» Exercise goal:
Count lines with "list" below; give only the number.

» Provided material:
#####

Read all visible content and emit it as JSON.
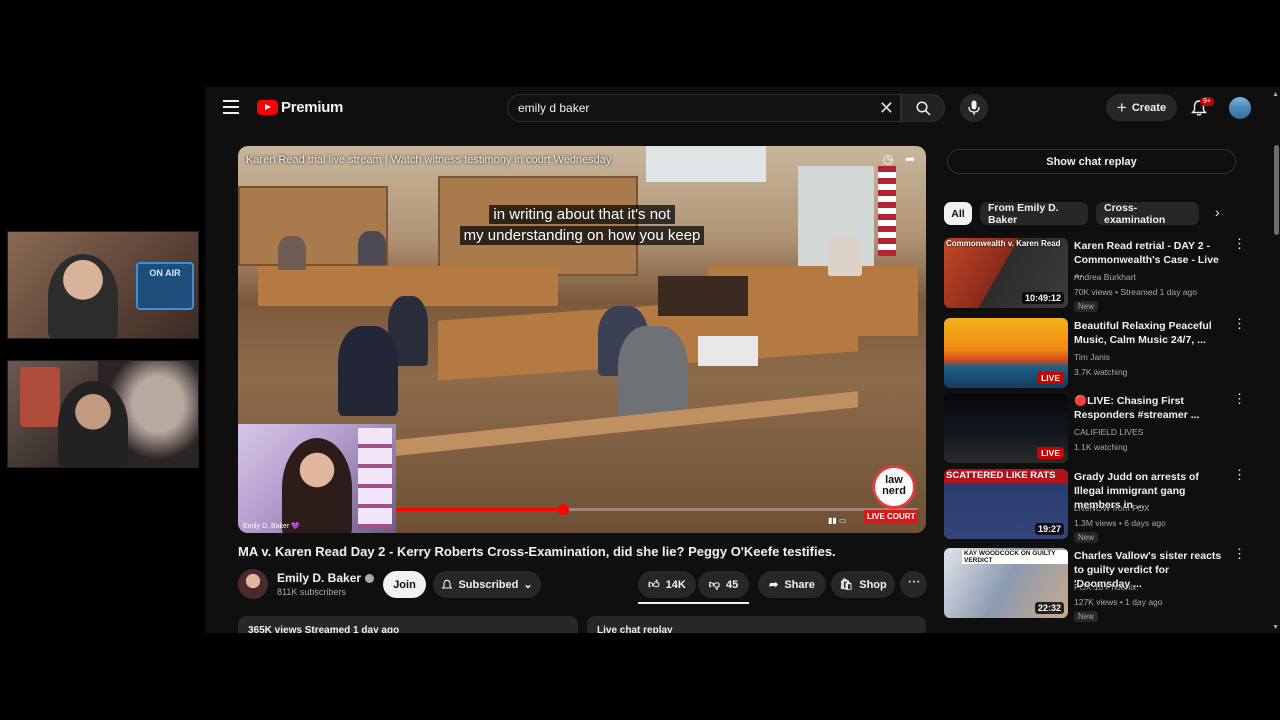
{
  "header": {
    "logo_text": "Premium",
    "search_value": "emily d baker",
    "create_label": "Create",
    "notifications_badge": "9+"
  },
  "webcam_overlay": {
    "sign_text": "ON AIR"
  },
  "player": {
    "title": "Karen Read trial live stream | Watch witness testimony in court Wednesday",
    "caption_line1": "in writing about that it's not",
    "caption_line2": "my understanding on how you keep",
    "pip_name": "Emily D. Baker 💜",
    "watermark_text": "law nerd",
    "live_badge": "LIVE COURT",
    "progress": 0.32
  },
  "video": {
    "title": "MA v. Karen Read Day 2 - Kerry Roberts Cross-Examination, did she lie? Peggy O'Keefe testifies.",
    "channel_name": "Emily D. Baker",
    "subscribers": "811K subscribers",
    "join_label": "Join",
    "subscribed_label": "Subscribed",
    "like_count": "14K",
    "dislike_count": "45",
    "share_label": "Share",
    "shop_label": "Shop",
    "desc_left": "365K views  Streamed 1 day ago",
    "desc_right": "Live chat replay"
  },
  "sidebar": {
    "chat_replay_label": "Show chat replay",
    "chips": [
      "All",
      "From Emily D. Baker",
      "Cross-examination"
    ],
    "recommendations": [
      {
        "title": "Karen Read retrial - DAY 2 - Commonwealth's Case - Live ...",
        "channel": "Andrea Burkhart",
        "meta": "70K views • Streamed 1 day ago",
        "badge": "New",
        "duration": "10:49:12"
      },
      {
        "title": "Beautiful Relaxing Peaceful Music, Calm Music 24/7, ...",
        "channel": "Tim Janis",
        "meta": "3.7K watching",
        "badge": "",
        "duration": "LIVE"
      },
      {
        "title": "🔴LIVE: Chasing First Responders #streamer ...",
        "channel": "CALIFIELD LIVES",
        "meta": "1.1K watching",
        "badge": "",
        "duration": "LIVE"
      },
      {
        "title": "Grady Judd on arrests of Illegal immigrant gang members in ...",
        "channel": "LiveNOW from FOX",
        "meta": "1.3M views • 6 days ago",
        "badge": "New",
        "duration": "19:27"
      },
      {
        "title": "Charles Vallow's sister reacts to guilty verdict for 'Doomsday ...",
        "channel": "FOX 10 Phoenix",
        "meta": "127K views • 1 day ago",
        "badge": "New",
        "duration": "22:32"
      }
    ],
    "thumb_texts": [
      "Commonwealth v. Karen Read",
      "SCATTERED LIKE RATS",
      "KAY WOODCOCK ON GUILTY VERDICT"
    ]
  },
  "colors": {
    "background": "#0f0f0f",
    "accent": "#ff0000",
    "chip": "#272727"
  }
}
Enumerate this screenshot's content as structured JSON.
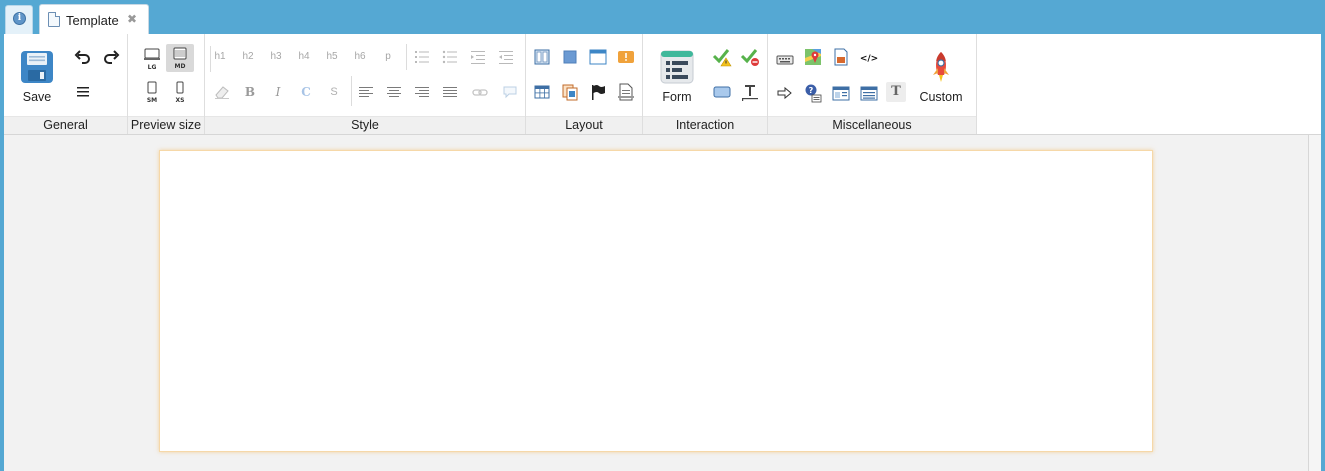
{
  "tabs": {
    "info_icon": "info-icon",
    "document": {
      "label": "Template",
      "close_glyph": "✖",
      "icon": "file-icon"
    }
  },
  "ribbon": {
    "general": {
      "title": "General",
      "save_label": "Save",
      "icons": [
        "save-icon",
        "undo-icon",
        "redo-icon",
        "wrap-icon"
      ]
    },
    "preview_size": {
      "title": "Preview size",
      "sizes": [
        "LG",
        "MD",
        "SM",
        "XS"
      ],
      "selected": "MD"
    },
    "style": {
      "title": "Style",
      "headings": [
        "h1",
        "h2",
        "h3",
        "h4",
        "h5",
        "h6",
        "p"
      ],
      "formatting": [
        "B",
        "I",
        "C",
        "S"
      ],
      "icons": [
        "ordered-list-icon",
        "unordered-list-icon",
        "indent-icon",
        "outdent-icon",
        "eraser-icon",
        "align-left-icon",
        "align-center-icon",
        "align-right-icon",
        "align-justify-icon",
        "link-icon",
        "comment-icon"
      ]
    },
    "layout": {
      "title": "Layout",
      "icons": [
        "columns-icon",
        "block-icon",
        "window-icon",
        "alert-icon",
        "table-icon",
        "tabs-icon",
        "flag-icon",
        "page-break-icon"
      ]
    },
    "interaction": {
      "title": "Interaction",
      "form_label": "Form",
      "icons": [
        "form-icon",
        "check-warning-icon",
        "check-error-icon",
        "button-icon",
        "text-field-icon"
      ]
    },
    "miscellaneous": {
      "title": "Miscellaneous",
      "custom_label": "Custom",
      "text_glyph": "T",
      "code_glyph": "</>",
      "icons": [
        "keyboard-icon",
        "map-icon",
        "image-icon",
        "code-icon",
        "arrow-right-icon",
        "help-icon",
        "panel-icon",
        "list-panel-icon",
        "text-icon",
        "rocket-icon"
      ]
    }
  },
  "colors": {
    "tabbar": "#55a8d3",
    "canvas_border": "#f6d8a8",
    "accent_blue": "#3d86c6"
  }
}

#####

» Solution for this exercise:
3